[[ Exercise data open ]]
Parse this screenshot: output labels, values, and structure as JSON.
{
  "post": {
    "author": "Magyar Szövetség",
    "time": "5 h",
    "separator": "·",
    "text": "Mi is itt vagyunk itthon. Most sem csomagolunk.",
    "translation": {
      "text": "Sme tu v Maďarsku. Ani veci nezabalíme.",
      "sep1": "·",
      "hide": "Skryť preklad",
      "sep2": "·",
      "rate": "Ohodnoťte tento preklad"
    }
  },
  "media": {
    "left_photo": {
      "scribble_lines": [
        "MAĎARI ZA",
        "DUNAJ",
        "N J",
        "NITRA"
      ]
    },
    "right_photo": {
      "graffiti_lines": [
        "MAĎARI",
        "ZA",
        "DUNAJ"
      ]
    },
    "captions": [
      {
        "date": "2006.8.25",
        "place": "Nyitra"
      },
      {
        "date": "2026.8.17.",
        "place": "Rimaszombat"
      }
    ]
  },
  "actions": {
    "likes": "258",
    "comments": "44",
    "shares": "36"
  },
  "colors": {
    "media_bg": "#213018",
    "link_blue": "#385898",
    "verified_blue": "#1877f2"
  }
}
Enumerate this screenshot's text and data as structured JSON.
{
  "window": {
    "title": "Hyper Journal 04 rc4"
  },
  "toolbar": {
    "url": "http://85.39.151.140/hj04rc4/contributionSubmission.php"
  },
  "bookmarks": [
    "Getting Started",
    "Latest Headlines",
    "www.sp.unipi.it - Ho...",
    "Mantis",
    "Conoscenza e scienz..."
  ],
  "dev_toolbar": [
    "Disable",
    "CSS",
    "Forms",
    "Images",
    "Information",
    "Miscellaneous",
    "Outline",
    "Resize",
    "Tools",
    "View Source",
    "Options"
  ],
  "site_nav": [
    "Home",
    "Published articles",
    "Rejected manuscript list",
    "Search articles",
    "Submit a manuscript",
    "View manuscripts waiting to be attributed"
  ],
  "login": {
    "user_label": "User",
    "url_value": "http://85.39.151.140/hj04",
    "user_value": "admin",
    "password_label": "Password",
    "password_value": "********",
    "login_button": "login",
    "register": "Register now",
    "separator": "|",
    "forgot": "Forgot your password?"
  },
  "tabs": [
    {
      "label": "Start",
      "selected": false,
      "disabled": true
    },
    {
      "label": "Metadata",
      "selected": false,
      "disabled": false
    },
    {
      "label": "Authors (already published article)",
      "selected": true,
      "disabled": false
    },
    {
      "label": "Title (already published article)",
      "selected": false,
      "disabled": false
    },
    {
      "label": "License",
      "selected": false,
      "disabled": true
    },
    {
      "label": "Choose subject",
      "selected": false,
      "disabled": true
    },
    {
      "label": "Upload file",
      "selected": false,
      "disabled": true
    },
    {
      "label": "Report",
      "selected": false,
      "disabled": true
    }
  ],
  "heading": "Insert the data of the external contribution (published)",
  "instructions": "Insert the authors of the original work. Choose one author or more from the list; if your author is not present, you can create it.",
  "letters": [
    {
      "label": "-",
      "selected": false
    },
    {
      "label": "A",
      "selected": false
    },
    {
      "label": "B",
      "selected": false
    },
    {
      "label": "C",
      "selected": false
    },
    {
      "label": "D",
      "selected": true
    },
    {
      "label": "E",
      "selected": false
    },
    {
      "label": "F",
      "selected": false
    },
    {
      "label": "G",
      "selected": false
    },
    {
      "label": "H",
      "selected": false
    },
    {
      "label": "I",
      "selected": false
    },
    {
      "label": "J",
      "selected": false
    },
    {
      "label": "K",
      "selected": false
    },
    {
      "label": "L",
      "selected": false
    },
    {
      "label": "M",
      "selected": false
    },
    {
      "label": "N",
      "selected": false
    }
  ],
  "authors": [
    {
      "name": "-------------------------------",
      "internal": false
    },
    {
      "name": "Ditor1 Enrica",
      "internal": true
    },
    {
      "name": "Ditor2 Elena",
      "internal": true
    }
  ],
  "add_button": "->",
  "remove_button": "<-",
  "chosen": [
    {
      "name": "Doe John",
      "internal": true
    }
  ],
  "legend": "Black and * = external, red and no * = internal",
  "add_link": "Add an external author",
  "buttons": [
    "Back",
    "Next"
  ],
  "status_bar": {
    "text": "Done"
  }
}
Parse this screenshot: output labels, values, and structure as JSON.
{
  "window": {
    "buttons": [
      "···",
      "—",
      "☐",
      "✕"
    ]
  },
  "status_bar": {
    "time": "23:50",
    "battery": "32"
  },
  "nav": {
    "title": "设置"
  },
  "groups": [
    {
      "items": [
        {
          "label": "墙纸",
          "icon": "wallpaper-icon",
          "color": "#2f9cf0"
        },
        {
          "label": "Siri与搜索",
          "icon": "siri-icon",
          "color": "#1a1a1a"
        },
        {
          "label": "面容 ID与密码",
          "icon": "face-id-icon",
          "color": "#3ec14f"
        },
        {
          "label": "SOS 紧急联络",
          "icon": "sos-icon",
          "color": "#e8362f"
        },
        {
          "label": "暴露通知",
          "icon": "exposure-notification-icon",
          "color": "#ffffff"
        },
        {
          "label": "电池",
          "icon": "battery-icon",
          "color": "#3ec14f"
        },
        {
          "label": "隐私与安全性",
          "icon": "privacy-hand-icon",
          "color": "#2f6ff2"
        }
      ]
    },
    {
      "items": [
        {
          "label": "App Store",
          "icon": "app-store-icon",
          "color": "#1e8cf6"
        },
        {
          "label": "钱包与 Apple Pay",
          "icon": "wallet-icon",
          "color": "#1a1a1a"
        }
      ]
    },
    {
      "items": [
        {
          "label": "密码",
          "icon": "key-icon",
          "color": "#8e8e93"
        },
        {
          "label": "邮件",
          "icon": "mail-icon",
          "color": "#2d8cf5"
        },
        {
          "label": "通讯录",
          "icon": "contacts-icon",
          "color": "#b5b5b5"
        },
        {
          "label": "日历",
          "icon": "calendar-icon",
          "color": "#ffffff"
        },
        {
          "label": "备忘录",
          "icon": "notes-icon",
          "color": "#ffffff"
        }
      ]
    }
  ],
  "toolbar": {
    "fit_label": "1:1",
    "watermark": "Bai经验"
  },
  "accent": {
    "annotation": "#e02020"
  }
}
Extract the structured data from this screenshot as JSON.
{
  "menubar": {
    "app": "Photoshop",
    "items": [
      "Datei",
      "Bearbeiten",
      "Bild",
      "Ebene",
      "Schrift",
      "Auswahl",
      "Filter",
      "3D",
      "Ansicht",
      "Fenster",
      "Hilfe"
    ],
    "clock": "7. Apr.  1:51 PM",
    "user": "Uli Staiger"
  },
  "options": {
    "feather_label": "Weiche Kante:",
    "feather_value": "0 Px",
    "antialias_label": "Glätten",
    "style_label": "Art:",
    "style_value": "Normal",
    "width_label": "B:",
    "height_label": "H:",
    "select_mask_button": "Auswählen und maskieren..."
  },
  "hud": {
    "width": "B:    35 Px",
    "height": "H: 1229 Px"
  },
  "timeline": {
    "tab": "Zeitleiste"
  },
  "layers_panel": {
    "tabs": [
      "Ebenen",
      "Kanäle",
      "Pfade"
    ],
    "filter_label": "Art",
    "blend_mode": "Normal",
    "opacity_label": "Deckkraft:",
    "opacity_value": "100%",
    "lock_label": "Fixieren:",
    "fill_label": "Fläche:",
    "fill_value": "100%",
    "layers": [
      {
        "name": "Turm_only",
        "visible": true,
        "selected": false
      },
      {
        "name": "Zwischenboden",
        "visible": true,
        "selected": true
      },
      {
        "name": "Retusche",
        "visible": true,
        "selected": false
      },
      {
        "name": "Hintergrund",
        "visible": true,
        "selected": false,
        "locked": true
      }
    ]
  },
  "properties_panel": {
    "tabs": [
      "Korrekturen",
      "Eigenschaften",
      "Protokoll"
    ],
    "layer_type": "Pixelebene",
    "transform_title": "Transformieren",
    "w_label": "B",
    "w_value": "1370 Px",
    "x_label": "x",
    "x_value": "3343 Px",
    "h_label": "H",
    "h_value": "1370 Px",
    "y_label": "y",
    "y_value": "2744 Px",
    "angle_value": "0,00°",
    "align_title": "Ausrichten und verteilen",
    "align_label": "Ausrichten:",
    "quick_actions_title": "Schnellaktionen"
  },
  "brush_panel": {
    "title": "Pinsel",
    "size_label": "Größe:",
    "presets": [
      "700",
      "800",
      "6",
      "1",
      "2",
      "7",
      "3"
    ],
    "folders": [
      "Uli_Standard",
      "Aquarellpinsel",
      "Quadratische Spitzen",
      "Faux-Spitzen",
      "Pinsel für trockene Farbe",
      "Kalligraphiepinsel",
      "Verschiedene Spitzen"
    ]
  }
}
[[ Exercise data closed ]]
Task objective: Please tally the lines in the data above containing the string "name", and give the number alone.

Response: 8